KOMBI operators in Harare have accused council officials and the police of working in cahoots by impounding and detaining their vehicles for several days, forcing them to fork out large sums of money in storage fees.
Motorists said the delays became more pronounced last week after several unroadworthy public transport vehicles were impounded in a police blitz and detained at the council’s central stores.
The operators said besides paying the $80 clamping and tow away fees of $132, they were charged a storage fee of $17 per day for each vehicle detained at council’s storage facilities.
Contacted for comment yesterday, council spokesperson Leslie Gwindi denied the charges and blamed motorists for refusing to pay the set charges, hence the delays.
“The problem with these people (motorists) is that they will be busy calling around their friends to try and have the money reduced. These fines are not negotiable. You just have to pay the amount charged and your vehicle is released,” Gwindi said.

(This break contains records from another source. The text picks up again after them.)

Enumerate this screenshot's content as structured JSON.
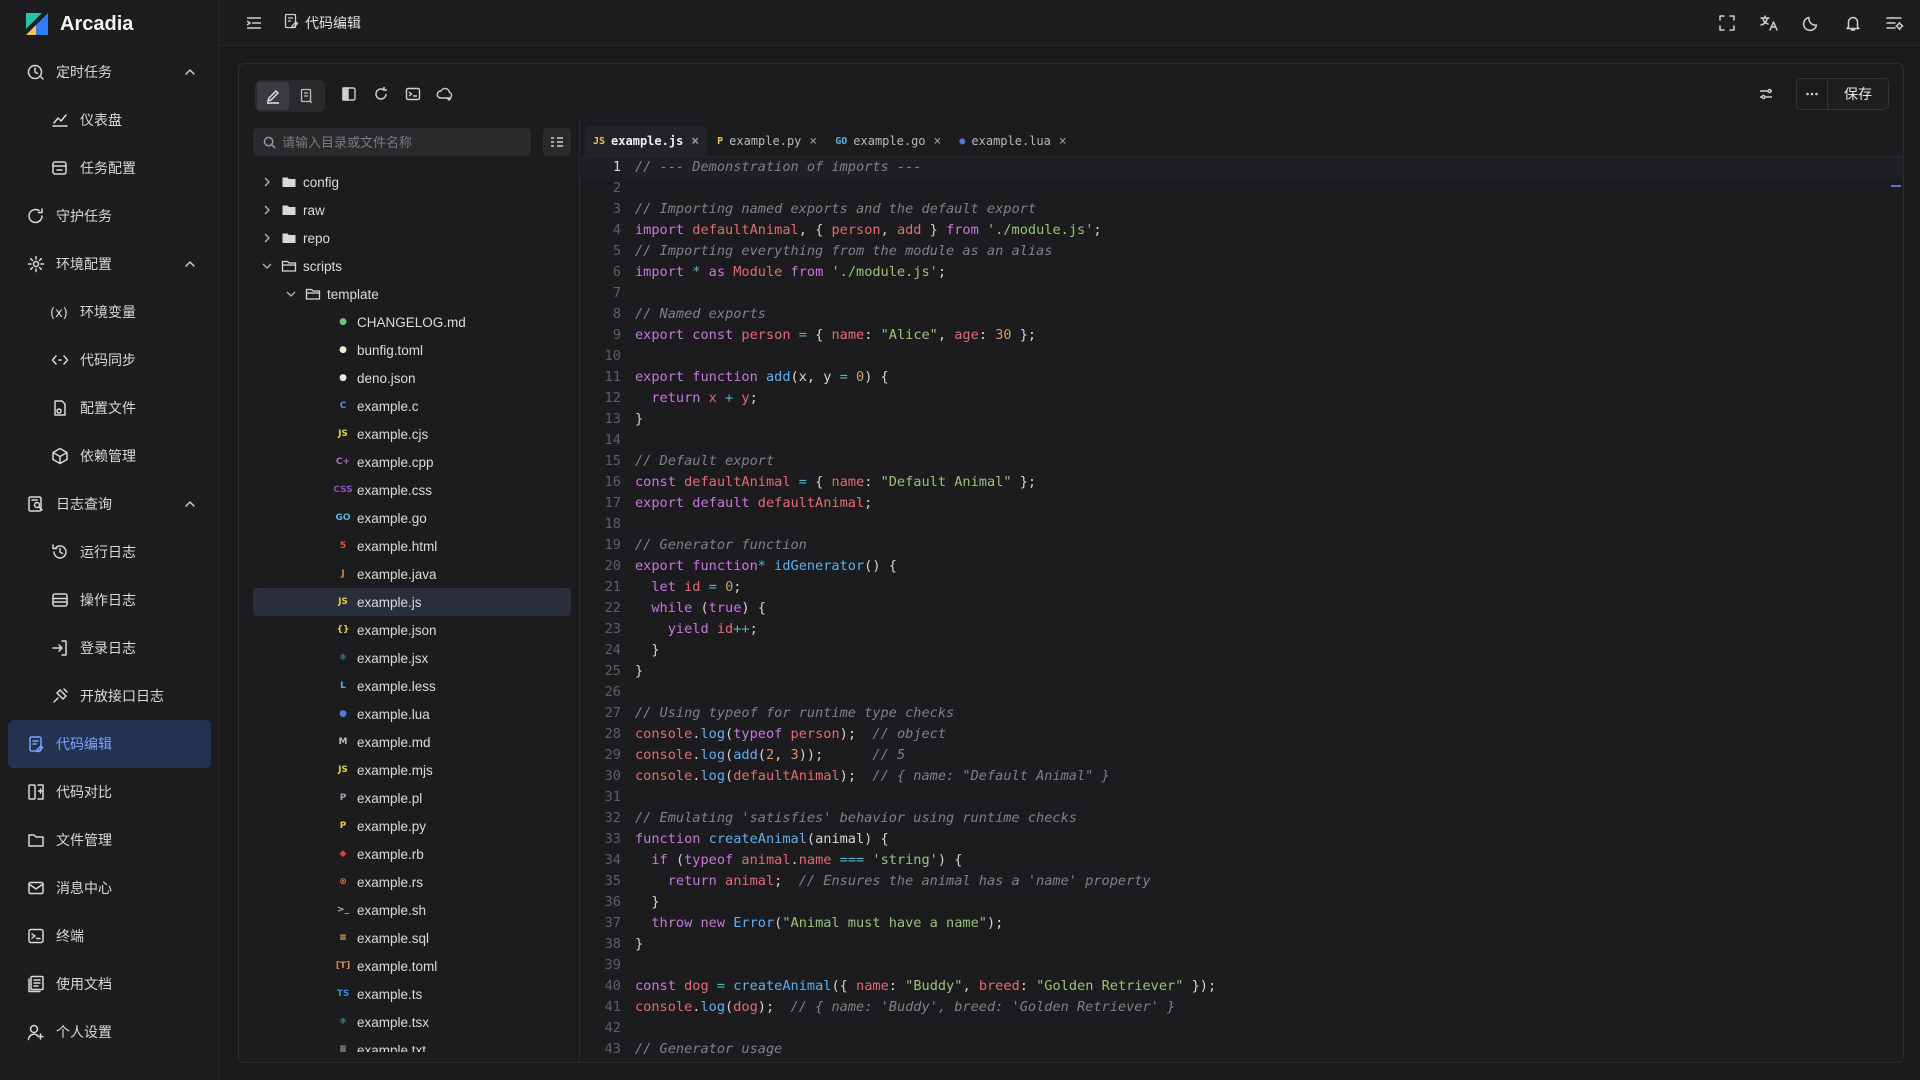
{
  "app": {
    "title": "Arcadia"
  },
  "sidebar": {
    "items": [
      {
        "label": "定时任务",
        "level": 0,
        "icon": "clock-icon",
        "expandable": true,
        "expanded": true
      },
      {
        "label": "仪表盘",
        "level": 1,
        "icon": "chart-line-icon"
      },
      {
        "label": "任务配置",
        "level": 1,
        "icon": "task-config-icon"
      },
      {
        "label": "守护任务",
        "level": 0,
        "icon": "guard-icon"
      },
      {
        "label": "环境配置",
        "level": 0,
        "icon": "gear-icon",
        "expandable": true,
        "expanded": true
      },
      {
        "label": "环境变量",
        "level": 1,
        "icon": "variable-icon"
      },
      {
        "label": "代码同步",
        "level": 1,
        "icon": "code-sync-icon"
      },
      {
        "label": "配置文件",
        "level": 1,
        "icon": "config-file-icon"
      },
      {
        "label": "依赖管理",
        "level": 1,
        "icon": "package-icon"
      },
      {
        "label": "日志查询",
        "level": 0,
        "icon": "log-search-icon",
        "expandable": true,
        "expanded": true
      },
      {
        "label": "运行日志",
        "level": 1,
        "icon": "history-icon"
      },
      {
        "label": "操作日志",
        "level": 1,
        "icon": "operation-log-icon"
      },
      {
        "label": "登录日志",
        "level": 1,
        "icon": "login-icon"
      },
      {
        "label": "开放接口日志",
        "level": 1,
        "icon": "api-icon"
      },
      {
        "label": "代码编辑",
        "level": 0,
        "icon": "code-edit-icon",
        "active": true
      },
      {
        "label": "代码对比",
        "level": 0,
        "icon": "diff-icon"
      },
      {
        "label": "文件管理",
        "level": 0,
        "icon": "folder-icon"
      },
      {
        "label": "消息中心",
        "level": 0,
        "icon": "mail-icon"
      },
      {
        "label": "终端",
        "level": 0,
        "icon": "terminal-icon"
      },
      {
        "label": "使用文档",
        "level": 0,
        "icon": "docs-icon"
      },
      {
        "label": "个人设置",
        "level": 0,
        "icon": "user-settings-icon"
      }
    ]
  },
  "topbar": {
    "page_title": "代码编辑",
    "icons": [
      "fullscreen-icon",
      "translate-icon",
      "moon-icon",
      "bell-icon",
      "layout-settings-icon"
    ]
  },
  "toolbar": {
    "save_label": "保存"
  },
  "explorer": {
    "search_placeholder": "请输入目录或文件名称",
    "tree": [
      {
        "name": "config",
        "type": "folder",
        "depth": 0,
        "expanded": false
      },
      {
        "name": "raw",
        "type": "folder",
        "depth": 0,
        "expanded": false
      },
      {
        "name": "repo",
        "type": "folder",
        "depth": 0,
        "expanded": false
      },
      {
        "name": "scripts",
        "type": "folder",
        "depth": 0,
        "expanded": true
      },
      {
        "name": "template",
        "type": "folder",
        "depth": 1,
        "expanded": true
      },
      {
        "name": "CHANGELOG.md",
        "type": "file",
        "depth": 2,
        "icon": "changelog-icon",
        "color": "#6fc27a"
      },
      {
        "name": "bunfig.toml",
        "type": "file",
        "depth": 2,
        "icon": "bun-icon",
        "color": "#f3e6d3"
      },
      {
        "name": "deno.json",
        "type": "file",
        "depth": 2,
        "icon": "deno-icon",
        "color": "#e8e8e8"
      },
      {
        "name": "example.c",
        "type": "file",
        "depth": 2,
        "icon": "c-icon",
        "color": "#5b8def",
        "glyph": "C"
      },
      {
        "name": "example.cjs",
        "type": "file",
        "depth": 2,
        "icon": "js-icon",
        "color": "#e8c84a",
        "glyph": "JS"
      },
      {
        "name": "example.cpp",
        "type": "file",
        "depth": 2,
        "icon": "cpp-icon",
        "color": "#a074c4",
        "glyph": "C+"
      },
      {
        "name": "example.css",
        "type": "file",
        "depth": 2,
        "icon": "css-icon",
        "color": "#8a4fd1",
        "glyph": "CSS"
      },
      {
        "name": "example.go",
        "type": "file",
        "depth": 2,
        "icon": "go-icon",
        "color": "#53b5e3",
        "glyph": "GO"
      },
      {
        "name": "example.html",
        "type": "file",
        "depth": 2,
        "icon": "html-icon",
        "color": "#e4572e",
        "glyph": "5"
      },
      {
        "name": "example.java",
        "type": "file",
        "depth": 2,
        "icon": "java-icon",
        "color": "#d9843a",
        "glyph": "J"
      },
      {
        "name": "example.js",
        "type": "file",
        "depth": 2,
        "icon": "js-icon",
        "color": "#e8c84a",
        "glyph": "JS",
        "selected": true
      },
      {
        "name": "example.json",
        "type": "file",
        "depth": 2,
        "icon": "json-icon",
        "color": "#e8c84a",
        "glyph": "{}"
      },
      {
        "name": "example.jsx",
        "type": "file",
        "depth": 2,
        "icon": "react-icon",
        "color": "#5ccfe6",
        "glyph": "⚛"
      },
      {
        "name": "example.less",
        "type": "file",
        "depth": 2,
        "icon": "less-icon",
        "color": "#6aa0e0",
        "glyph": "L"
      },
      {
        "name": "example.lua",
        "type": "file",
        "depth": 2,
        "icon": "lua-icon",
        "color": "#4a7bd8",
        "glyph": "●"
      },
      {
        "name": "example.md",
        "type": "file",
        "depth": 2,
        "icon": "markdown-icon",
        "color": "#bbbbbb",
        "glyph": "M"
      },
      {
        "name": "example.mjs",
        "type": "file",
        "depth": 2,
        "icon": "js-icon",
        "color": "#e8c84a",
        "glyph": "JS"
      },
      {
        "name": "example.pl",
        "type": "file",
        "depth": 2,
        "icon": "perl-icon",
        "color": "#9aa4b8",
        "glyph": "P"
      },
      {
        "name": "example.py",
        "type": "file",
        "depth": 2,
        "icon": "python-icon",
        "color": "#e8c84a",
        "glyph": "P"
      },
      {
        "name": "example.rb",
        "type": "file",
        "depth": 2,
        "icon": "ruby-icon",
        "color": "#e0463a",
        "glyph": "◆"
      },
      {
        "name": "example.rs",
        "type": "file",
        "depth": 2,
        "icon": "rust-icon",
        "color": "#e0663a",
        "glyph": "⊗"
      },
      {
        "name": "example.sh",
        "type": "file",
        "depth": 2,
        "icon": "shell-icon",
        "color": "#b0b0b0",
        "glyph": ">_"
      },
      {
        "name": "example.sql",
        "type": "file",
        "depth": 2,
        "icon": "sql-icon",
        "color": "#f2b632",
        "glyph": "≡"
      },
      {
        "name": "example.toml",
        "type": "file",
        "depth": 2,
        "icon": "toml-icon",
        "color": "#d08a55",
        "glyph": "[T]"
      },
      {
        "name": "example.ts",
        "type": "file",
        "depth": 2,
        "icon": "ts-icon",
        "color": "#3f84d6",
        "glyph": "TS"
      },
      {
        "name": "example.tsx",
        "type": "file",
        "depth": 2,
        "icon": "react-icon",
        "color": "#5ccfe6",
        "glyph": "⚛"
      },
      {
        "name": "example.txt",
        "type": "file",
        "depth": 2,
        "icon": "text-icon",
        "color": "#aaaaaa",
        "glyph": "≣"
      }
    ]
  },
  "editor": {
    "tabs": [
      {
        "label": "example.js",
        "icon": "js-icon",
        "glyph": "JS",
        "color": "#e8c84a",
        "active": true
      },
      {
        "label": "example.py",
        "icon": "python-icon",
        "glyph": "P",
        "color": "#e8c84a"
      },
      {
        "label": "example.go",
        "icon": "go-icon",
        "glyph": "GO",
        "color": "#53b5e3"
      },
      {
        "label": "example.lua",
        "icon": "lua-icon",
        "glyph": "●",
        "color": "#4a7bd8"
      }
    ],
    "current_line": 1,
    "lines": [
      [
        [
          "comment",
          "// --- Demonstration of imports ---"
        ]
      ],
      [],
      [
        [
          "comment",
          "// Importing named exports and the default export"
        ]
      ],
      [
        [
          "keyword",
          "import "
        ],
        [
          "var",
          "defaultAnimal"
        ],
        [
          "plain",
          ", { "
        ],
        [
          "var",
          "person"
        ],
        [
          "plain",
          ", "
        ],
        [
          "var",
          "add"
        ],
        [
          "plain",
          " } "
        ],
        [
          "keyword",
          "from "
        ],
        [
          "str",
          "'./module.js'"
        ],
        [
          "plain",
          ";"
        ]
      ],
      [
        [
          "comment",
          "// Importing everything from the module as an alias"
        ]
      ],
      [
        [
          "keyword",
          "import "
        ],
        [
          "op",
          "* "
        ],
        [
          "keyword",
          "as "
        ],
        [
          "var",
          "Module "
        ],
        [
          "keyword",
          "from "
        ],
        [
          "str",
          "'./module.js'"
        ],
        [
          "plain",
          ";"
        ]
      ],
      [],
      [
        [
          "comment",
          "// Named exports"
        ]
      ],
      [
        [
          "keyword",
          "export const "
        ],
        [
          "var",
          "person "
        ],
        [
          "op",
          "= "
        ],
        [
          "plain",
          "{ "
        ],
        [
          "var",
          "name"
        ],
        [
          "plain",
          ": "
        ],
        [
          "str",
          "\"Alice\""
        ],
        [
          "plain",
          ", "
        ],
        [
          "var",
          "age"
        ],
        [
          "plain",
          ": "
        ],
        [
          "num",
          "30"
        ],
        [
          "plain",
          " };"
        ]
      ],
      [],
      [
        [
          "keyword",
          "export function "
        ],
        [
          "fn",
          "add"
        ],
        [
          "plain",
          "(x, y "
        ],
        [
          "op",
          "= "
        ],
        [
          "num",
          "0"
        ],
        [
          "plain",
          ") {"
        ]
      ],
      [
        [
          "plain",
          "  "
        ],
        [
          "keyword",
          "return "
        ],
        [
          "var",
          "x "
        ],
        [
          "op",
          "+ "
        ],
        [
          "var",
          "y"
        ],
        [
          "plain",
          ";"
        ]
      ],
      [
        [
          "plain",
          "}"
        ]
      ],
      [],
      [
        [
          "comment",
          "// Default export"
        ]
      ],
      [
        [
          "keyword",
          "const "
        ],
        [
          "var",
          "defaultAnimal "
        ],
        [
          "op",
          "= "
        ],
        [
          "plain",
          "{ "
        ],
        [
          "var",
          "name"
        ],
        [
          "plain",
          ": "
        ],
        [
          "str",
          "\"Default Animal\""
        ],
        [
          "plain",
          " };"
        ]
      ],
      [
        [
          "keyword",
          "export default "
        ],
        [
          "var",
          "defaultAnimal"
        ],
        [
          "plain",
          ";"
        ]
      ],
      [],
      [
        [
          "comment",
          "// Generator function"
        ]
      ],
      [
        [
          "keyword",
          "export function"
        ],
        [
          "op",
          "* "
        ],
        [
          "fn",
          "idGenerator"
        ],
        [
          "plain",
          "() {"
        ]
      ],
      [
        [
          "plain",
          "  "
        ],
        [
          "keyword",
          "let "
        ],
        [
          "var",
          "id "
        ],
        [
          "op",
          "= "
        ],
        [
          "num",
          "0"
        ],
        [
          "plain",
          ";"
        ]
      ],
      [
        [
          "plain",
          "  "
        ],
        [
          "keyword",
          "while "
        ],
        [
          "plain",
          "("
        ],
        [
          "keyword",
          "true"
        ],
        [
          "plain",
          ") {"
        ]
      ],
      [
        [
          "plain",
          "    "
        ],
        [
          "keyword",
          "yield "
        ],
        [
          "var",
          "id"
        ],
        [
          "op",
          "++"
        ],
        [
          "plain",
          ";"
        ]
      ],
      [
        [
          "plain",
          "  }"
        ]
      ],
      [
        [
          "plain",
          "}"
        ]
      ],
      [],
      [
        [
          "comment",
          "// Using typeof for runtime type checks"
        ]
      ],
      [
        [
          "var",
          "console"
        ],
        [
          "plain",
          "."
        ],
        [
          "fn",
          "log"
        ],
        [
          "plain",
          "("
        ],
        [
          "keyword",
          "typeof "
        ],
        [
          "var",
          "person"
        ],
        [
          "plain",
          ");  "
        ],
        [
          "comment",
          "// object"
        ]
      ],
      [
        [
          "var",
          "console"
        ],
        [
          "plain",
          "."
        ],
        [
          "fn",
          "log"
        ],
        [
          "plain",
          "("
        ],
        [
          "fn",
          "add"
        ],
        [
          "plain",
          "("
        ],
        [
          "num",
          "2"
        ],
        [
          "plain",
          ", "
        ],
        [
          "num",
          "3"
        ],
        [
          "plain",
          "));      "
        ],
        [
          "comment",
          "// 5"
        ]
      ],
      [
        [
          "var",
          "console"
        ],
        [
          "plain",
          "."
        ],
        [
          "fn",
          "log"
        ],
        [
          "plain",
          "("
        ],
        [
          "var",
          "defaultAnimal"
        ],
        [
          "plain",
          ");  "
        ],
        [
          "comment",
          "// { name: \"Default Animal\" }"
        ]
      ],
      [],
      [
        [
          "comment",
          "// Emulating 'satisfies' behavior using runtime checks"
        ]
      ],
      [
        [
          "keyword",
          "function "
        ],
        [
          "fn",
          "createAnimal"
        ],
        [
          "plain",
          "(animal) {"
        ]
      ],
      [
        [
          "plain",
          "  "
        ],
        [
          "keyword",
          "if "
        ],
        [
          "plain",
          "("
        ],
        [
          "keyword",
          "typeof "
        ],
        [
          "var",
          "animal"
        ],
        [
          "plain",
          "."
        ],
        [
          "var",
          "name "
        ],
        [
          "op",
          "=== "
        ],
        [
          "str",
          "'string'"
        ],
        [
          "plain",
          ") {"
        ]
      ],
      [
        [
          "plain",
          "    "
        ],
        [
          "keyword",
          "return "
        ],
        [
          "var",
          "animal"
        ],
        [
          "plain",
          ";  "
        ],
        [
          "comment",
          "// Ensures the animal has a 'name' property"
        ]
      ],
      [
        [
          "plain",
          "  }"
        ]
      ],
      [
        [
          "plain",
          "  "
        ],
        [
          "keyword",
          "throw new "
        ],
        [
          "fn",
          "Error"
        ],
        [
          "plain",
          "("
        ],
        [
          "str",
          "\"Animal must have a name\""
        ],
        [
          "plain",
          ");"
        ]
      ],
      [
        [
          "plain",
          "}"
        ]
      ],
      [],
      [
        [
          "keyword",
          "const "
        ],
        [
          "var",
          "dog "
        ],
        [
          "op",
          "= "
        ],
        [
          "fn",
          "createAnimal"
        ],
        [
          "plain",
          "({ "
        ],
        [
          "var",
          "name"
        ],
        [
          "plain",
          ": "
        ],
        [
          "str",
          "\"Buddy\""
        ],
        [
          "plain",
          ", "
        ],
        [
          "var",
          "breed"
        ],
        [
          "plain",
          ": "
        ],
        [
          "str",
          "\"Golden Retriever\""
        ],
        [
          "plain",
          " });"
        ]
      ],
      [
        [
          "var",
          "console"
        ],
        [
          "plain",
          "."
        ],
        [
          "fn",
          "log"
        ],
        [
          "plain",
          "("
        ],
        [
          "var",
          "dog"
        ],
        [
          "plain",
          ");  "
        ],
        [
          "comment",
          "// { name: 'Buddy', breed: 'Golden Retriever' }"
        ]
      ],
      [],
      [
        [
          "comment",
          "// Generator usage"
        ]
      ]
    ]
  }
}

Police traffic spokesperson Inspector Tigere Chigome said there was an operation last week which was set at impounding all vehicles which had no requisite papers and those who were parking at undesignated places.
“During an operation we impound vehicles and we put them anywhere where we can get space until fines are paid,” Chigome said.
“Last week we had an operation targeting vehicles with no requisite papers and those parking at undesignated places in order to bring sanity in the city.”
One motorist said: “Police are impounding vehicles and taking them to Harare City Central Stores where we are then asked to pay huge amounts.”
“I had a kombi which was impounded by the police and it was taken to Central Stores where I was asked to pay $132 for a crime which was not committed, but I just paid the fine.”
Another motorist said he paid $300 for his vehicle to be released. Of late, police and kombi drivers have been fighting running battles, some of which have caused fatal accidents.